I just mulched half my backyard to turn it into a garden! It's gunna be badass


NotObviouslyARobot t1_iufwe7b wrote

Almonds use as much water as the entirety of residential uses in California. Restricting water-intensive agriculture on a regional basis has the greatest returns for the least effort.


Eupion t1_iueio8y wrote

I wish the cities would just plant fruit trees instead of trees that do nothing but provide shade. Feed people and wildlife, and provide shade and oxygen. And totally get rid of grass lawns!


Worriedrph t1_iughfic wrote

Planting fruit trees in an urban environment is a great way to create stink and attract rats.


Downvote_me_dumbass t1_iue2btl wrote

The word you’re looking for is Xeriscaping, and it should be mandatory all over the planet.


Dry-Gulch-Slim t1_iue83sa wrote

>and it should be manditory all over the planet.

You know the whole planet isn't the American southwest, right? Please tell me you know that. What an awful take.


Downvote_me_dumbass t1_iue8zwg wrote

> You know the whole planet isn't the American southwest, right? Please tell me you know that. What an awful take.

You realize there are significant portions of the planet that could benefit from saving water and using plants that are grown regionally that still could make their property look beautiful, right?

Please let me know you understand this isn’t an American problem, but a global problem (even more so when another country controls water rights to other countries).

This is such an ignorant take.


Rugkrabber t1_iuec6mj wrote

I don’t think that will happen anytime soon unless we educate children from the start how to do this and why. It requires a lot of knowledge and a lot of effort and hard work every day, which not many people already can do now. On top of it it’s costly, which I would assume might be the largest hurdle for the large majority of people.


jetro30087 t1_iudriy9 wrote

Capitalism will solve it once the price of water increases enough to justify building desalinization plants to make more money and not a second sooner. Look forward to trading fresh water on the futures market.


8to24 t1_iudrswo wrote

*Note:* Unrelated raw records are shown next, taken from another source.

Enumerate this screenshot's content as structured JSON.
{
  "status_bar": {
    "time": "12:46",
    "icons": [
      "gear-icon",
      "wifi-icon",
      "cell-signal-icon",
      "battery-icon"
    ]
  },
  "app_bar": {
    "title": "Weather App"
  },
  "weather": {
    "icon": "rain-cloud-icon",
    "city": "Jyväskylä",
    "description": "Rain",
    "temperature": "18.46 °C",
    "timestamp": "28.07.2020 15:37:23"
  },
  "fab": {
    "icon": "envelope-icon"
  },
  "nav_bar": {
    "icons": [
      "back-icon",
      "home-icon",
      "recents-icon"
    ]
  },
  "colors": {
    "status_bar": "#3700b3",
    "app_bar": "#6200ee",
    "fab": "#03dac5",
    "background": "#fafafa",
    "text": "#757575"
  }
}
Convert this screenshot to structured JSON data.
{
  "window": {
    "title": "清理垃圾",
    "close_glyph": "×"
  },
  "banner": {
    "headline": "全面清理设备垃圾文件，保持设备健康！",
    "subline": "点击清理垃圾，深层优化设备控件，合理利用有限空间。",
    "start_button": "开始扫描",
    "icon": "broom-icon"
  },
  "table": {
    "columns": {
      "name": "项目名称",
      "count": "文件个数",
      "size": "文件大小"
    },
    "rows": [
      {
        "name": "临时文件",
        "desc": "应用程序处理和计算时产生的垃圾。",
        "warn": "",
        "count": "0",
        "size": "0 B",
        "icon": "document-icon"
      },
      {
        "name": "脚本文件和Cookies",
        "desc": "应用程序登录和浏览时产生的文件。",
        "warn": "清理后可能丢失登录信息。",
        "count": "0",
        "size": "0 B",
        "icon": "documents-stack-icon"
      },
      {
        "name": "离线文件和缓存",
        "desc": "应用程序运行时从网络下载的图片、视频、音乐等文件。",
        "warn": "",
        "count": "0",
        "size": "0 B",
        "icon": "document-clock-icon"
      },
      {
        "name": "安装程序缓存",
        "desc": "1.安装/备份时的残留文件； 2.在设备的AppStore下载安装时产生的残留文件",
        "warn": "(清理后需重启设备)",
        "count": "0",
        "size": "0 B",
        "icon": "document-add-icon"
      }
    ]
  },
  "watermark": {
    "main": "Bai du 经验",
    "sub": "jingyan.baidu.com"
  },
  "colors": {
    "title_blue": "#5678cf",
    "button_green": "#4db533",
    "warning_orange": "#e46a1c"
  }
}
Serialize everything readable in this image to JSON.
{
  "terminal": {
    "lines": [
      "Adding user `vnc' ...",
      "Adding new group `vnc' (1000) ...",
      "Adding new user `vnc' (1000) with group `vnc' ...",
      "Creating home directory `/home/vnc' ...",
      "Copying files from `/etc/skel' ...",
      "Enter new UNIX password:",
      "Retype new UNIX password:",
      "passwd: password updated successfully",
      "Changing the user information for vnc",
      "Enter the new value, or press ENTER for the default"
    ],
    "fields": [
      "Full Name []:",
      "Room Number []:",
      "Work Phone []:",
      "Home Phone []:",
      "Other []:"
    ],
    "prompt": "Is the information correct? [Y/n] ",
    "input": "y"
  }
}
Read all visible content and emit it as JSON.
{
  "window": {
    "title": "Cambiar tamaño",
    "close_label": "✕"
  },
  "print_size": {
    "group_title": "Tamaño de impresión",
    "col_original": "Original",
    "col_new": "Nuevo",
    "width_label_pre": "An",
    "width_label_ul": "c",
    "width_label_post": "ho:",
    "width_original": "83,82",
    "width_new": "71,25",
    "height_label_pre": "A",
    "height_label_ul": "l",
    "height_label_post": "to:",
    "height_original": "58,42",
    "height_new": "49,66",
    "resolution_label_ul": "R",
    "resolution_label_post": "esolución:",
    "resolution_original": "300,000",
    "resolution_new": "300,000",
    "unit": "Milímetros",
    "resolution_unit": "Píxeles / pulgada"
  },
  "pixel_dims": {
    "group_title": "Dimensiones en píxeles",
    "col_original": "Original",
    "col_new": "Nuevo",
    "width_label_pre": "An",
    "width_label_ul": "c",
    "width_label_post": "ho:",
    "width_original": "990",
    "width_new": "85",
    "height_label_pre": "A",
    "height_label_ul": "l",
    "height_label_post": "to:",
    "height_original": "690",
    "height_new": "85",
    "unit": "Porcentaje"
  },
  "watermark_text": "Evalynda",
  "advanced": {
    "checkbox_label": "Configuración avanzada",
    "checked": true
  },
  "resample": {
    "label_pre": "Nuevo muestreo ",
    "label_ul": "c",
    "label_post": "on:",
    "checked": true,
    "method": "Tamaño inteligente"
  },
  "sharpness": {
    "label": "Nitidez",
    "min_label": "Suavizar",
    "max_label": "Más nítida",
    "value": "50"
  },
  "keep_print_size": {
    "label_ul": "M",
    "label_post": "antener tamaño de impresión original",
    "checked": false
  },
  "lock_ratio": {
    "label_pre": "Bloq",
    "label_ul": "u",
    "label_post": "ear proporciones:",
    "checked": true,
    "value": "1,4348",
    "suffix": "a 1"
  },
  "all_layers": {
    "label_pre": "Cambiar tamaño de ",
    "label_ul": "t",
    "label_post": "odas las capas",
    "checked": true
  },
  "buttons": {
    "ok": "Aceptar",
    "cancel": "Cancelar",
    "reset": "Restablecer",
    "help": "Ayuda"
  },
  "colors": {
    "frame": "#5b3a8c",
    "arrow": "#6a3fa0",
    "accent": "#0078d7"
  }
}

No thank you. Capitalism's solution will be very environmentally harmful. Building reverse osmosis facilities and just dumping the waste brine in bays.


Belostoma t1_iueotqs wrote

Add sea beans to the list -- they're delicious!

I'm not sure if your idea works overall though, rather than trading one problem for another. I'm sure there are places it could be helpfully done, but where would we find the physical space to grow enough saltwater crops to replace a large proportion of freshwater-driven industrial agriculture? Coastal and especially estuary habitat is fragile and critical to begin with, and the last thing we want to do is convert any of it from biodiverse native vegetation to a monoculture of human food, even if it helps slightly with the water problem.

Maybe this would be a good application for futuristic vertical farming tech in high-rises near the sea. I don't know which crops might be amenable to that.


8to24 t1_iueq7lw wrote

>but where would we find the physical space to grow enough saltwater crops to replace a large proportion of freshwater-driven industrial agriculture?

The ocean. Floating hydroponic style crops.


AlphaTangoFoxtrt t1_iudyuwg wrote

> We've just committed ourselves to wasteful practices.

You mean to tell me growing incredibly water-intensive plants in/near a desert is a BAD idea???

Someone tell California.


joanzen t1_iudzl58 wrote

I keep saying we should use recycled plastics to make automated floating solar desalination networks pumping fresh water inland while capturing salt deposits that can be unloaded and contained in dry storage areas.

If we deploy enough of these self-contained networks the rising ocean levels will get impacted and they will slow down the rate at which ocean salinity has been rising, while creating fresh water.